clock menu more-arrow no yes

Filed under:

Monday's Three Astros Things

New, 59 comments

Talking about Houston's infatuation with sinkerballers, the first round of cuts and a new Gold Glove partnership...

If you buy something from an SB Nation link, Vox Media may earn a commission. See our ethics statement.

Some things to talk about while you read a great interview with Sig Mejdal over at FanGraphs...

1) Astros acquiring all the sinkerballers?

There's been a trend developing with this new front office, and it involves the sinker. The latest evidence that the new front office may be targeting pitchers who put the heavy on the ball?

Peacock has mainly thrown a four-seam fastball, changeup and curveball during his career. He’s working on his two-seamer this spring, and it paid off with the bases loaded in the second inning. He induced Freddy Galvis’ inning-ending fielder’s choice grounder to second to escape unscathed.

"I made my pitch and (Jose) Altuve made the play," he said. "That’s all I can ask for."

The article above doesn't specifically say the Astros asked Peacock to start throwing a sinker. He said he picked it up from some advice from friends. However, it totally fits the pattern of player acquisition for the rotation that Houston's been on.

Is this an inefficiency Houston is trying to exploit or just a way Luhnow and Co. want to build this team? If we start at Point A, saying the Astros wanted to acquire a bunch of sinkerballers, then put all the deals last year into that context, doesn't the move for Matt Dominguez make a ton of sense? Doesn't the signing of Carlos Pena also make sense?

The Astros are trying to build a super-strong infield defense behind their sinker brigade. That's also why the new emphasis on the shift means more. This is a team that's been building up to having the best infield defense in baseball with a pitching staff tailored to putting the ball on the ground.

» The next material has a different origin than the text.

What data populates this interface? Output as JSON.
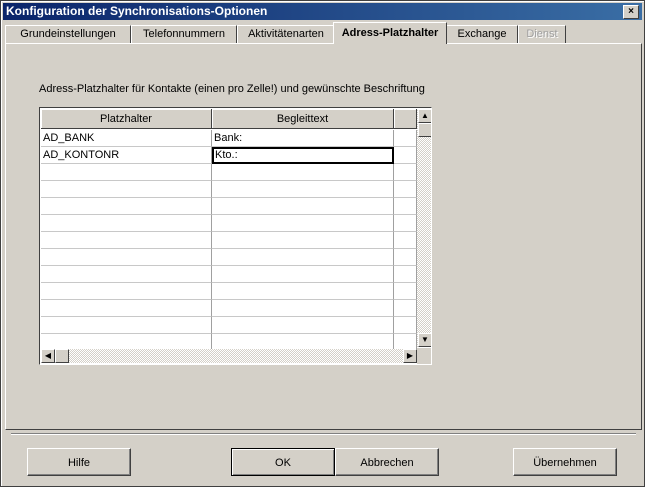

It's why I said a while back that Jarred Cosart may be the poster boy for this new front office. The plan isn't finished yet, however, as the Astros still need to get stronger at short. But, as the evidence continues to pile up, this has gone from a possibility to an actual trend, hasn't it?

2) Thoughts on cuts

Brooks covered this quite well this weekend, but the Astros made their first round of cuts on Sunday. The next set is scheduled for Wednesday, and should include players added to the 40-man roster this winter, as that will be the first opportunity to send them down.

Were there any surprises on the list? Nope. There was a chance that Sam Demel could have made it, but with his sinker needing time to start sinking again, it was more likely he'd start out in Triple-A and be that extra bullpen arm Houston can call up in a pinch due to injuries.

Marc Krauss getting bounced from the outfield competition is surprising on the surface, but shouldn't be. I think there's a bit more to it than what Brooks said, that Krauss was getting his cup of coffee taste of the big leagues. Krauss was probably in the mix with everyone else for that outfield spot before the Jed Lowrie trade.

However, once Houston got Chris Carter back in the trade and installed him in left field, Krauss basically fell out of the competition in all but name only.

Any predictions on the next cuts? Anyone who may be shaking out at making a surprise run at the roster?

3) Gold Gloves take a SABR step forward

If you care about post-season award and are kinda sad that the Gold Gloves had caveats thrown in front of them since advanced metrics became more common, this is great news. Apparently, Rawlings and SABR are partnering to improve the Gold Glove award process.

Per the release:

As part of the multi-year collaboration beginning with the 2013 season, SABR will develop an expanded statistical resource guide that will accompany the Rawlings Gold Glove Award ballots sent to managers and coaches each year. In addition, SABR will immediately establish a new Fielding Research Committee tasked to develop a proprietary new defensive analytic called the SABR Defensive Index™, or SDI™. The SDI will serve as an "apples-to-apples" metric to help determine the best defensive players in baseball exclusively for the Rawlings Gold Glove Award and Rawlings Platinum Glove Award selection processes. The collaboration also installs SABR as the presenting sponsor of the Rawlings Platinum Glove Award.

As Jeff Sullivan breaks down on FanGraphs, this newly created defensive stat should be pretty good. And, the award will now consist of some percentage of said metric and actual voting, which takes away some of the subjectivity that usually wrecks things like this.

Defense is still hard to quantify, but putting a bunch of smart people to the task of coming up with better ways of measuring it? That can't hurt.

Will this change how you view the Gold Gloves? Do you prefer the Fielding Bible awards now?